15.5 Miles at 9:14 Am
7.4 Miles in at 7:25 am

Ready to go

KM100 Tracking

Click the above for tracking me starting at 6 a.m. today as I travel through the Kettle Moraine Forrest in Wisconsin.

Thursday, June 3, 2010

Short Work Week Doesn't Mean The Work Is Over

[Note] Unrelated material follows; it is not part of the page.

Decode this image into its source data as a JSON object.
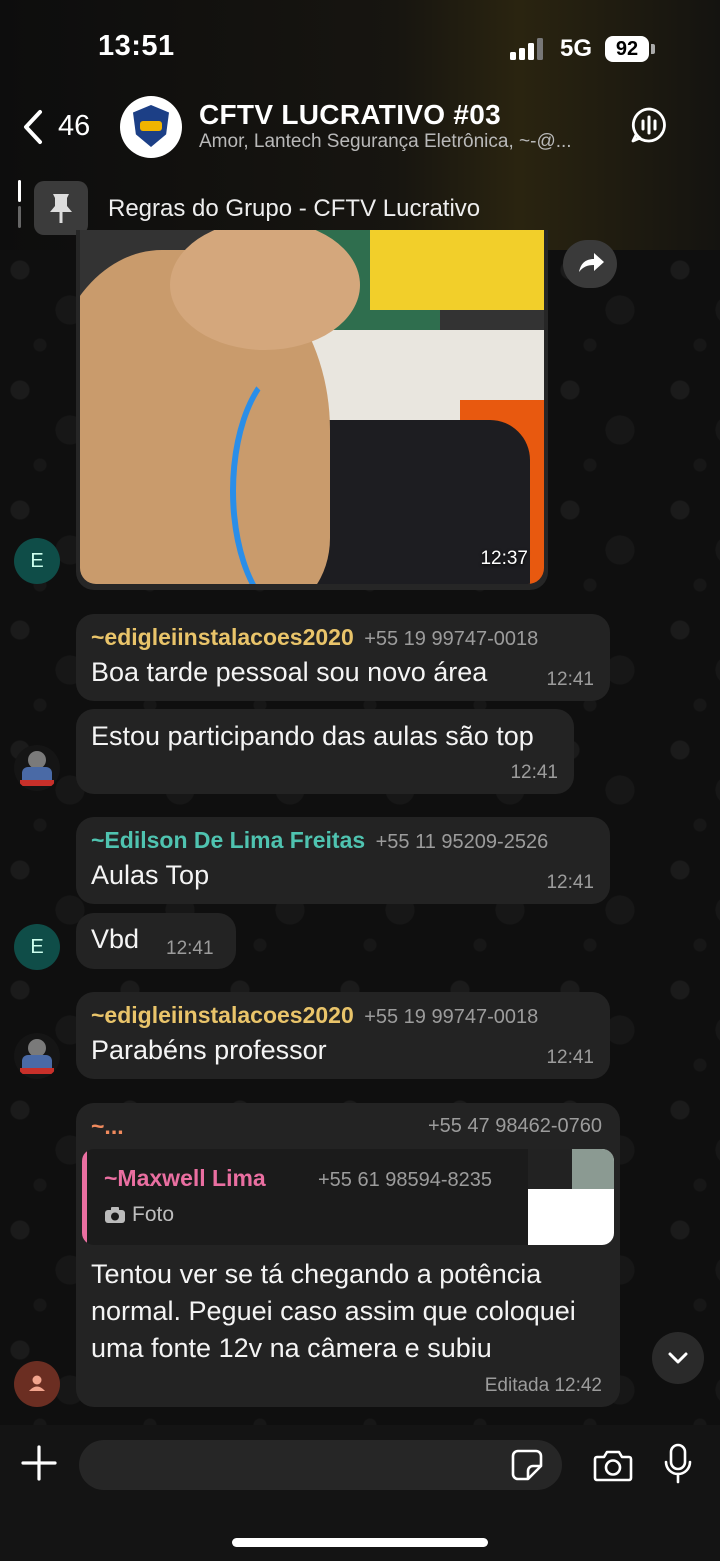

With this already being a short work week because of Memorial Day, it's even a bit shorter for me as Kristy and I will be heading out of town Friday morning for the Kettle Moraine Forrest in Wisconsin. Saturday at 6 a.m., I will be off and running the KM100 which offers events of 100 miles, 100k (62 miles) and a night "Fun Run" of 38 miles. Except for crossing a few highways, there is no pavement on the course. Grass, sand, dirt, mud, roots and rocks will be the norm for most of the course that has 12,006 ft of elevation loss/gain. For us flatlanders, that means climbing to the top of the Fargo Radisson Hotel (206') and back down again every 1.7 miles or 58 times over the 100 miles. Ultra Friends Joel and Tim did 50 miles of this coarse just 4 weeks ago.
I'll put up a link for tracking. Being I have the unit attached to my backpack, and I won't be wearing it all the time, some of the tracks may be an hour or so apart and will correspond to an aid station I am at. When you see the tracks coming 10 minutes or so apart you'll know I have the backpack on. I just don't know right now how often that will be. Kristy may send a note to the blog from time to time to let you know how things are going. Should be an exciting event.

Take a peek at the event website, KM100, where under "Run Information" you can find a map of the coarse which is essentially 2 out and backs. One heading north and back again for a total of 63 miles and the second heading to the south for 37.